• WHAT YOU HAVE TO DO:
Write out the full set of records below exactly.

--- TASK DATA ---

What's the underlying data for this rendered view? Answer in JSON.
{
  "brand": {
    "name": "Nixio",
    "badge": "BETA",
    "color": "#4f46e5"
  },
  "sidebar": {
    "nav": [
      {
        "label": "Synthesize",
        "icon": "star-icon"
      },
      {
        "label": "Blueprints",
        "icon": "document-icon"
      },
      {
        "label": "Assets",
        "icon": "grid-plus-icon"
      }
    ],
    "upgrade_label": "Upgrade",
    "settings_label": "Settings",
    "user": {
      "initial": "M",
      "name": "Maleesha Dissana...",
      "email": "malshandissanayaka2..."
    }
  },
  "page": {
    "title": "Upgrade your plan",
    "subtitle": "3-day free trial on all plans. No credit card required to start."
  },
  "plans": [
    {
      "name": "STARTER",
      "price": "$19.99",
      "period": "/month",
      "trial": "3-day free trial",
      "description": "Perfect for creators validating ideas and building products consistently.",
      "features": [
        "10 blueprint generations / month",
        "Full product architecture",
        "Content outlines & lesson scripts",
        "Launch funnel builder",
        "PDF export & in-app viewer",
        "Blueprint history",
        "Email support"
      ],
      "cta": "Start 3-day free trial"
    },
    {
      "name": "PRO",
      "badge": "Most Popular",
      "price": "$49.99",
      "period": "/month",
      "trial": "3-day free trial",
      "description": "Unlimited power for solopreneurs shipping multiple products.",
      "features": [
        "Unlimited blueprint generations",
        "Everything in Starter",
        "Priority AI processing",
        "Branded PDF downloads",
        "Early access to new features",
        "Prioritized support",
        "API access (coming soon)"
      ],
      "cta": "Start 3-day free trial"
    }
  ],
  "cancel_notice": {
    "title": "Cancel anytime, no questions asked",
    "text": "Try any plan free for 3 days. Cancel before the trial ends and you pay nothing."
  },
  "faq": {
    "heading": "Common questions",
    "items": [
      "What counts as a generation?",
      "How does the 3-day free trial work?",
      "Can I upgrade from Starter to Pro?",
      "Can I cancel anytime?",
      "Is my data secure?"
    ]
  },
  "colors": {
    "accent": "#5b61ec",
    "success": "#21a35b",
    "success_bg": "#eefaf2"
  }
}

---

• RESULT BELOW:
What's the underlying data for this rendered view? Answer in JSON.
{
  "brand": {
    "name": "Nixio",
    "badge": "BETA",
    "color": "#4f46e5"
  },
  "sidebar": {
    "nav": [
      {
        "label": "Synthesize",
        "icon": "star-icon"
      },
      {
        "label": "Blueprints",
        "icon": "document-icon"
      },
      {
        "label": "Assets",
        "icon": "grid-plus-icon"
      }
    ],
    "upgrade_label": "Upgrade",
    "settings_label": "Settings",
    "user": {
      "initial": "M",
      "name": "Maleesha Dissana...",
      "email": "malshandissanayaka2..."
    }
  },
  "page": {
    "title": "Upgrade your plan",
    "subtitle": "3-day free trial on all plans. No credit card required to start."
  },
  "plans": [
    {
      "name": "STARTER",
      "price": "$19.99",
      "period": "/month",
      "trial": "3-day free trial",
      "description": "Perfect for creators validating ideas and building products consistently.",
      "features": [
        "10 blueprint generations / month",
        "Full product architecture",
        "Content outlines & lesson scripts",
        "Launch funnel builder",
        "PDF export & in-app viewer",
        "Blueprint history",
        "Email support"
      ],
      "cta": "Start 3-day free trial"
    },
    {
      "name": "PRO",
      "badge": "Most Popular",
      "price": "$49.99",
      "period": "/month",
      "trial": "3-day free trial",
      "description": "Unlimited power for solopreneurs shipping multiple products.",
      "features": [
        "Unlimited blueprint generations",
        "Everything in Starter",
        "Priority AI processing",
        "Branded PDF downloads",
        "Early access to new features",
        "Prioritized support",
        "API access (coming soon)"
      ],
      "cta": "Start 3-day free trial"
    }
  ],
  "cancel_notice": {
    "title": "Cancel anytime, no questions asked",
    "text": "Try any plan free for 3 days. Cancel before the trial ends and you pay nothing."
  },
  "faq": {
    "heading": "Common questions",
    "items": [
      "What counts as a generation?",
      "How does the 3-day free trial work?",
      "Can I upgrade from Starter to Pro?",
      "Can I cancel anytime?",
      "Is my data secure?"
    ]
  },
  "colors": {
    "accent": "#5b61ec",
    "success": "#21a35b",
    "success_bg": "#eefaf2"
  }
}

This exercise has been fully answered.